In the listing below, report how many lines include the string "name", giving only that number.
DATA TO PROCESS section start
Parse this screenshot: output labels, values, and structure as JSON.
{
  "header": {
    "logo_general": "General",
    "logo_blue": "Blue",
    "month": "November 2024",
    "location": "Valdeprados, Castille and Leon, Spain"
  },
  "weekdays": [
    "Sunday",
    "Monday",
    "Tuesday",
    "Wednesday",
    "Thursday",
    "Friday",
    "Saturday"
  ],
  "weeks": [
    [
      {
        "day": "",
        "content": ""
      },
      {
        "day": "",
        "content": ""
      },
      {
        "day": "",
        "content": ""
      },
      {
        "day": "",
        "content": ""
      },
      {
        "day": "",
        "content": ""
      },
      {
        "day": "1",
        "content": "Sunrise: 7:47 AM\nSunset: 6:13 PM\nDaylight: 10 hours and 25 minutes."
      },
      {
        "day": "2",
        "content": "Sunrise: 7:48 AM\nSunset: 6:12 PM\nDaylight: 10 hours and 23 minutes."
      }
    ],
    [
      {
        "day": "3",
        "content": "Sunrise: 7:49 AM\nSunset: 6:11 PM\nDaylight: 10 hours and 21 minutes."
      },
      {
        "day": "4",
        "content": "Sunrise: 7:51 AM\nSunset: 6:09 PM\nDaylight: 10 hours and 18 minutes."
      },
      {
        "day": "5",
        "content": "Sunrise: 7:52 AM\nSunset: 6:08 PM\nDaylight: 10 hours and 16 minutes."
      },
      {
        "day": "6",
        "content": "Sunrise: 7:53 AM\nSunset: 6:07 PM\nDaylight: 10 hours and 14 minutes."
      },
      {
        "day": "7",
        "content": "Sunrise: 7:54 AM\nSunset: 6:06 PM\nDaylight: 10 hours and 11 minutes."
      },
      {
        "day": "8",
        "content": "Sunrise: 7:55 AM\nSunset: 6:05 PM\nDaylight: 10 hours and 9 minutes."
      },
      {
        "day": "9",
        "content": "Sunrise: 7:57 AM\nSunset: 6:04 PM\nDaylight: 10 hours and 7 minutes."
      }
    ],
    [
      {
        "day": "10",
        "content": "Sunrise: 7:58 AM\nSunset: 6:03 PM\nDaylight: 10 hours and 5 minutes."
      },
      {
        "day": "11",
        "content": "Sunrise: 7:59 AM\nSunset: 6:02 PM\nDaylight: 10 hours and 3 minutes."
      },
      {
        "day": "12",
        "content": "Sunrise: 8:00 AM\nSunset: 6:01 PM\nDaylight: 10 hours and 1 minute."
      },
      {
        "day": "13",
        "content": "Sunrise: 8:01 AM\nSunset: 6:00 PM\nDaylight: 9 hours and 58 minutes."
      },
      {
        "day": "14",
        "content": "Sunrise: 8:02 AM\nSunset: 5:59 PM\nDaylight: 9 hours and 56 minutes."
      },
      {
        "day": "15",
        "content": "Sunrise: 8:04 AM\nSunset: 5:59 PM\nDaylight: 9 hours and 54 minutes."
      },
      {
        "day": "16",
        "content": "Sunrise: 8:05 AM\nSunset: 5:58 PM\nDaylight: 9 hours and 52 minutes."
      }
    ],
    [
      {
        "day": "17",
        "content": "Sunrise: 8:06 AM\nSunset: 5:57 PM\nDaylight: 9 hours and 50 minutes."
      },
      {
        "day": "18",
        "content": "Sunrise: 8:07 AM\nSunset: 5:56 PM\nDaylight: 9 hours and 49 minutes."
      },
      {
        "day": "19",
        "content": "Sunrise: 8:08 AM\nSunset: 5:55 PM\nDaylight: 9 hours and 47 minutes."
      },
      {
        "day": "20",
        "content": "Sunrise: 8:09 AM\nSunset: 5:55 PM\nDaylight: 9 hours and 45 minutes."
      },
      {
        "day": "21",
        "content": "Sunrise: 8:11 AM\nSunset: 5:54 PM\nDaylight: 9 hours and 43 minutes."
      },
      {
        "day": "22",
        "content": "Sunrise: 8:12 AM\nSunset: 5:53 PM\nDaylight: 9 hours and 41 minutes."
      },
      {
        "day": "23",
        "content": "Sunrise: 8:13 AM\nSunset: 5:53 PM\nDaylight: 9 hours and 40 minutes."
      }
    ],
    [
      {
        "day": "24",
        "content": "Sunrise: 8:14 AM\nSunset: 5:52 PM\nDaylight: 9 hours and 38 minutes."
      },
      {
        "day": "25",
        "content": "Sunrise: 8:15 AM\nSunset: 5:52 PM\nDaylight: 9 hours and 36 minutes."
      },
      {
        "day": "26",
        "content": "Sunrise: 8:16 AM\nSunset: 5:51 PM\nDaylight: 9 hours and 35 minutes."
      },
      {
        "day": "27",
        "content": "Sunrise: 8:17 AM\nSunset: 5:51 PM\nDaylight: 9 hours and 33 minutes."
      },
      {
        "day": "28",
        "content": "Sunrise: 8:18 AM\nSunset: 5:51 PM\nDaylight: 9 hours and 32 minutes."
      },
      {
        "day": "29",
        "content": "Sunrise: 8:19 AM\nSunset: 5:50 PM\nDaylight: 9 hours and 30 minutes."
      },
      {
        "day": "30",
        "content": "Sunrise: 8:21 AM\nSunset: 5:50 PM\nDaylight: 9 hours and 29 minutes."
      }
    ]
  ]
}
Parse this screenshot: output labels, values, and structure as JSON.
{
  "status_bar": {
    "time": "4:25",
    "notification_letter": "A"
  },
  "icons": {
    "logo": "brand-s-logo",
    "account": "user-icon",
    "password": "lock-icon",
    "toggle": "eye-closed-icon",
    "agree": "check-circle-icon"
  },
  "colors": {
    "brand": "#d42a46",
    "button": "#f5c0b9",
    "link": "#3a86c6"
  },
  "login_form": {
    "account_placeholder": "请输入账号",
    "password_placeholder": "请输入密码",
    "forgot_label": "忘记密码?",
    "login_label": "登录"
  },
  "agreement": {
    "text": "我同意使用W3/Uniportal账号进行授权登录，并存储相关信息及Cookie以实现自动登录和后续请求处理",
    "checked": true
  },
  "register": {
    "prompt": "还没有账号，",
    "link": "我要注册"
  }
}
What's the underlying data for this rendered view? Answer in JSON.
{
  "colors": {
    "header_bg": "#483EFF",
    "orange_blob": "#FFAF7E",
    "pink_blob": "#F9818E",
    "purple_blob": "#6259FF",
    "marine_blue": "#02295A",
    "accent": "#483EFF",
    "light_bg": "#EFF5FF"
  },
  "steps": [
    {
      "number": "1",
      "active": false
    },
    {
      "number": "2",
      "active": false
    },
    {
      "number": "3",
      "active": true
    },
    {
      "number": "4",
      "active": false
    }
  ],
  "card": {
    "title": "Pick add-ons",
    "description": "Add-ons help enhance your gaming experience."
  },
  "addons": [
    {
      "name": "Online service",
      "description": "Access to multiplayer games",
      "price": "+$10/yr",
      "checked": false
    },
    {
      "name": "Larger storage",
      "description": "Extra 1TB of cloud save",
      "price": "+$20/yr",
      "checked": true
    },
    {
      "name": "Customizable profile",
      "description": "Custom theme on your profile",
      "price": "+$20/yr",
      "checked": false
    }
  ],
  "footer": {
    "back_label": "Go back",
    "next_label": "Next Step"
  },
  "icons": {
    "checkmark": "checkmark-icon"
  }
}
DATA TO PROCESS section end
EXPECTED ANSWER —
3